▶ _Work request_:
Retype all of the data shown below, keeping every character the same.

▶ _Material provided_:
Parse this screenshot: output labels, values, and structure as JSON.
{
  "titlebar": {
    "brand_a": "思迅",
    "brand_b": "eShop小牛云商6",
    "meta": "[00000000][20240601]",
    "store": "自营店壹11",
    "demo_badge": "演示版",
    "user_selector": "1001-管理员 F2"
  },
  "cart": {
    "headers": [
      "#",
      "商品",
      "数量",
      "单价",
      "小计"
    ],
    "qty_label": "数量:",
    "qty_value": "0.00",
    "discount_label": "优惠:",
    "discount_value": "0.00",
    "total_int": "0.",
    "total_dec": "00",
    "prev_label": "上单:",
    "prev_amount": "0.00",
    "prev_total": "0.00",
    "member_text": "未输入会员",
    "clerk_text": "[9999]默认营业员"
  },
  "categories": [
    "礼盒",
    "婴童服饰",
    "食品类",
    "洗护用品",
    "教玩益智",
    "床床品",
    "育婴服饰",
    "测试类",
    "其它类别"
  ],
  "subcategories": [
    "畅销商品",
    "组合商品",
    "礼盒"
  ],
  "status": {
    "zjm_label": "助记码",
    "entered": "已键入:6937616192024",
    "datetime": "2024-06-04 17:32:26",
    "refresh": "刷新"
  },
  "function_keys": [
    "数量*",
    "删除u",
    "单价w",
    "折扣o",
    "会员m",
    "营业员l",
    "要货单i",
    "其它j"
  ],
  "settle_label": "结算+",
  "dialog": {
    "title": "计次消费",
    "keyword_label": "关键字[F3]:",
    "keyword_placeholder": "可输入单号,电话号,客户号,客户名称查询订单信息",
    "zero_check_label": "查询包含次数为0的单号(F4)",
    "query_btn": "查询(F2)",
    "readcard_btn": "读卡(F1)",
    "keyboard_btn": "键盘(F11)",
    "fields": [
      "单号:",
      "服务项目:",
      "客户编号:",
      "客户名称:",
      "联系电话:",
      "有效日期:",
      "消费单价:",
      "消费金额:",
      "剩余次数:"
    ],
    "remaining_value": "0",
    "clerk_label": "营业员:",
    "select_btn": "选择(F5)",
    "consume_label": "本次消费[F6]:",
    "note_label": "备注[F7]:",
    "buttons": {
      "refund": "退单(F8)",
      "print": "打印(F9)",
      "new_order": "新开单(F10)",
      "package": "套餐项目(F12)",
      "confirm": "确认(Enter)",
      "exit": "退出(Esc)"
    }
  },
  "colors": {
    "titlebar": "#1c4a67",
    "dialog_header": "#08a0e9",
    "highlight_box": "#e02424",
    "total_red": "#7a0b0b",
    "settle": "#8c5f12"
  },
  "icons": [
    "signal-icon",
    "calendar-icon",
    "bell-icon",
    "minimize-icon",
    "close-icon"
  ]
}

▶ _Reply_:
Parse this screenshot: output labels, values, and structure as JSON.
{
  "titlebar": {
    "brand_a": "思迅",
    "brand_b": "eShop小牛云商6",
    "meta": "[00000000][20240601]",
    "store": "自营店壹11",
    "demo_badge": "演示版",
    "user_selector": "1001-管理员 F2"
  },
  "cart": {
    "headers": [
      "#",
      "商品",
      "数量",
      "单价",
      "小计"
    ],
    "qty_label": "数量:",
    "qty_value": "0.00",
    "discount_label": "优惠:",
    "discount_value": "0.00",
    "total_int": "0.",
    "total_dec": "00",
    "prev_label": "上单:",
    "prev_amount": "0.00",
    "prev_total": "0.00",
    "member_text": "未输入会员",
    "clerk_text": "[9999]默认营业员"
  },
  "categories": [
    "礼盒",
    "婴童服饰",
    "食品类",
    "洗护用品",
    "教玩益智",
    "床床品",
    "育婴服饰",
    "测试类",
    "其它类别"
  ],
  "subcategories": [
    "畅销商品",
    "组合商品",
    "礼盒"
  ],
  "status": {
    "zjm_label": "助记码",
    "entered": "已键入:6937616192024",
    "datetime": "2024-06-04 17:32:26",
    "refresh": "刷新"
  },
  "function_keys": [
    "数量*",
    "删除u",
    "单价w",
    "折扣o",
    "会员m",
    "营业员l",
    "要货单i",
    "其它j"
  ],
  "settle_label": "结算+",
  "dialog": {
    "title": "计次消费",
    "keyword_label": "关键字[F3]:",
    "keyword_placeholder": "可输入单号,电话号,客户号,客户名称查询订单信息",
    "zero_check_label": "查询包含次数为0的单号(F4)",
    "query_btn": "查询(F2)",
    "readcard_btn": "读卡(F1)",
    "keyboard_btn": "键盘(F11)",
    "fields": [
      "单号:",
      "服务项目:",
      "客户编号:",
      "客户名称:",
      "联系电话:",
      "有效日期:",
      "消费单价:",
      "消费金额:",
      "剩余次数:"
    ],
    "remaining_value": "0",
    "clerk_label": "营业员:",
    "select_btn": "选择(F5)",
    "consume_label": "本次消费[F6]:",
    "note_label": "备注[F7]:",
    "buttons": {
      "refund": "退单(F8)",
      "print": "打印(F9)",
      "new_order": "新开单(F10)",
      "package": "套餐项目(F12)",
      "confirm": "确认(Enter)",
      "exit": "退出(Esc)"
    }
  },
  "colors": {
    "titlebar": "#1c4a67",
    "dialog_header": "#08a0e9",
    "highlight_box": "#e02424",
    "total_red": "#7a0b0b",
    "settle": "#8c5f12"
  },
  "icons": [
    "signal-icon",
    "calendar-icon",
    "bell-icon",
    "minimize-icon",
    "close-icon"
  ]
}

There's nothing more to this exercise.